I like this meme because it illustrates two aspects of biblical wisdom. First, there are many scenarios where our first impressions or perceptions are incorrect. Only through gaining a complete perspective can we be sure of what we are looking at. Second, wisdom obligates us to seek to understand a situation. It is the mark of a fool who doesn’t care to understand.
The Fool Doesn’t Care about Understanding
One of the things that stands out in wisdom literature is that the fool doesn’t care about understanding an issue. The fool regularly talks about something without examining it. This is the hallmark of the fool. Proverbs 18:2 says, “A fool takes no pleasure in understanding, but only in expressing his opinion.”
In other words, the fool already thinks he knows enough. He already thinks his opinion is the most valuable. Therefore, he is not interested in understanding an issue correctly but instead declares his viewpoint. The fool is described later in Proverbs 18 as one who answers before he finishes hearing what the wise man has to say! Proverbs 18:13 says, “One who gives an answer before he hears, It is foolishness and shame to him.”
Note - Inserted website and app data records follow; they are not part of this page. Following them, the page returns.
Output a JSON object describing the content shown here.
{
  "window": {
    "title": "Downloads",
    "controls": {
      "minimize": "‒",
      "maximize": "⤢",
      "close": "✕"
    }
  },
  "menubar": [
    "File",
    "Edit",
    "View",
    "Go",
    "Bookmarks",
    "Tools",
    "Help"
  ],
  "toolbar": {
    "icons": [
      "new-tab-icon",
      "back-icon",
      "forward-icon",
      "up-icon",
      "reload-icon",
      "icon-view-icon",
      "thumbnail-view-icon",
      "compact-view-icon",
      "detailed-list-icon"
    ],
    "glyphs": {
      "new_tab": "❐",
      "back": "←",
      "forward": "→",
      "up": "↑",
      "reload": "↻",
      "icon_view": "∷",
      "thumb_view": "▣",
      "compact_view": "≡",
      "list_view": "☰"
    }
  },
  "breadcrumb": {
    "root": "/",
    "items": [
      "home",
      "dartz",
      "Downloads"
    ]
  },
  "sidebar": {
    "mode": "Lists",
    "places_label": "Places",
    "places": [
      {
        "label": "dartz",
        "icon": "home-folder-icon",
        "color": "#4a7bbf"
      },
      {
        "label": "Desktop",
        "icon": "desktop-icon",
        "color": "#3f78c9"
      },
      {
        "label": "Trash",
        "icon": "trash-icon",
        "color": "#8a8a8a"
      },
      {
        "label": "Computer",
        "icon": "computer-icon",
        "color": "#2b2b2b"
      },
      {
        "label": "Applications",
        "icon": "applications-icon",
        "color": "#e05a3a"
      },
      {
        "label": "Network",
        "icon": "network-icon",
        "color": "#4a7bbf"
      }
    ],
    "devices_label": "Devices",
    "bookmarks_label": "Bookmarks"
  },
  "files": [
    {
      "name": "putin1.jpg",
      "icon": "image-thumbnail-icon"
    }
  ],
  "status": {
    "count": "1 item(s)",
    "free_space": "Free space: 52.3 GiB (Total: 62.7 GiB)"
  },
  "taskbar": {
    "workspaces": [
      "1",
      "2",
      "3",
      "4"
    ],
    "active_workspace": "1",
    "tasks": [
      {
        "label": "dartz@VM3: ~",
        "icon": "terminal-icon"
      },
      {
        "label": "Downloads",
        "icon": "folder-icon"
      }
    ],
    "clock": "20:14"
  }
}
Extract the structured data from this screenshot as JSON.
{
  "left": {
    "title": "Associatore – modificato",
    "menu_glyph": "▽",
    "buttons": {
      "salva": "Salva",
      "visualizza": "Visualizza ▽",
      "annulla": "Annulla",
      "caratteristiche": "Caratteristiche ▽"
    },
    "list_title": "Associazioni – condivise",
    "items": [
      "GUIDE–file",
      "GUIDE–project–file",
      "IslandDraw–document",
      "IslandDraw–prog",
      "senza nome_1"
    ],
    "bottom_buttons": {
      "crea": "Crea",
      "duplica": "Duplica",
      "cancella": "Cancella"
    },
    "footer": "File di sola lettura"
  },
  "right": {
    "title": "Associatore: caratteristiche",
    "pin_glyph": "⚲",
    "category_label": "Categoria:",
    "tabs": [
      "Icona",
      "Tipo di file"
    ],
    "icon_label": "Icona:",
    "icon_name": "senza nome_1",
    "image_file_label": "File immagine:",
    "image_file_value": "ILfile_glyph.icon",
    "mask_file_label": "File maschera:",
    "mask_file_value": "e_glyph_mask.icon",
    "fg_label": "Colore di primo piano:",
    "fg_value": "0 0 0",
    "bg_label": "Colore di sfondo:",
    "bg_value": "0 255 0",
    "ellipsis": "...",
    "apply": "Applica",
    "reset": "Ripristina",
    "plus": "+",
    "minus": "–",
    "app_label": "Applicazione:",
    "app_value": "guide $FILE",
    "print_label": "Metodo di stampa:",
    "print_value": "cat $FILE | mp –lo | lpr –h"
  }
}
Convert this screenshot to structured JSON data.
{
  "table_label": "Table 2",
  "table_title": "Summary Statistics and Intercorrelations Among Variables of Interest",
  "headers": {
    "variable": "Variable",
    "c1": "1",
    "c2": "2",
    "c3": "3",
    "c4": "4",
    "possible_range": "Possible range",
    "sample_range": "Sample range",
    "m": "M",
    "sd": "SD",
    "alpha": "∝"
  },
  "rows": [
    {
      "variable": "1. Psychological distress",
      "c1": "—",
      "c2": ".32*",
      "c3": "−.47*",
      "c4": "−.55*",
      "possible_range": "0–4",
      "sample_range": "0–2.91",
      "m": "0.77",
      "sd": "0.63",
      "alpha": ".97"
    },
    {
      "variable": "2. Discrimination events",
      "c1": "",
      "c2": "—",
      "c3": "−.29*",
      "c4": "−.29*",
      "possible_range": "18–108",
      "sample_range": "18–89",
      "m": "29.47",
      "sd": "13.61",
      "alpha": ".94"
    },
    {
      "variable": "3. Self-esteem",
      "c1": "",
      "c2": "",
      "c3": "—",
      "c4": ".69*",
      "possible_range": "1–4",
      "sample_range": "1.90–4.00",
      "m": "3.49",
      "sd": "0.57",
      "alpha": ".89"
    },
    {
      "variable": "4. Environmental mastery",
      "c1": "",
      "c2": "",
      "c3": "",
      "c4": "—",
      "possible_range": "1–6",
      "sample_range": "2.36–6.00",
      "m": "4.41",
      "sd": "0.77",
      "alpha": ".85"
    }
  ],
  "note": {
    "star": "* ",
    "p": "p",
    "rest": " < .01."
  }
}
The implication of Proverbs 18:13 is that someone is saying something important, but the fool jumps in and interrupts. Other Israelite extrabiblical literature also recognized this kind of display was a problem. Sirach 11:8 admonishes, “Do not answer before you hear, and do not insert yourself in the midst of words.” The fool justifies the interruption because he has determined it is not worth listening to, even before hearing it! He has decided he has understood the situation completely.
Wisdom and the Obligation to Understand
In contrast to the fool, Proverbs describes the obligation to understand a situation completely. In Proverbs 18:17 the teacher writes, “The one who states his case first seems right, until the other comes and examines him.”
This verse describes a typical scenario where a dispute arises. The one who presents his case at the outset makes a compelling argument, but there is always more to a story. Thus, the wisdom teacher commends the cross-examination process. In so doing, the defendant reveals additional detail or perhaps corrects previous claims. This principle is actually built into Israelite law. Deuteronomy 19:16-18 describes this process where both the accuser and defendant are obligated to stand before the judges and make their case. It was vital in Israelite Law that both sides would present their arguments so the judges could understand the situation and find out the truth.
Christians and the Desire to Understand
I am concerned by many Christians who often exhibit characteristics of the fool. For example, many Christians read a headline on social media and assume they know everything relevant to that situation. Or, perhaps even more dangerous, some Christians believe they know the ins and outs of a theological position without spending adequate time diving into the details. These are both problematic for the Christian and evidence of one who is not concerned with understanding. The wise Christian will invest time and energy in understanding a situation or a theological position to evaluate it properly. We should all strive for that attitude. The mark of a fool is a lack of desire to understand.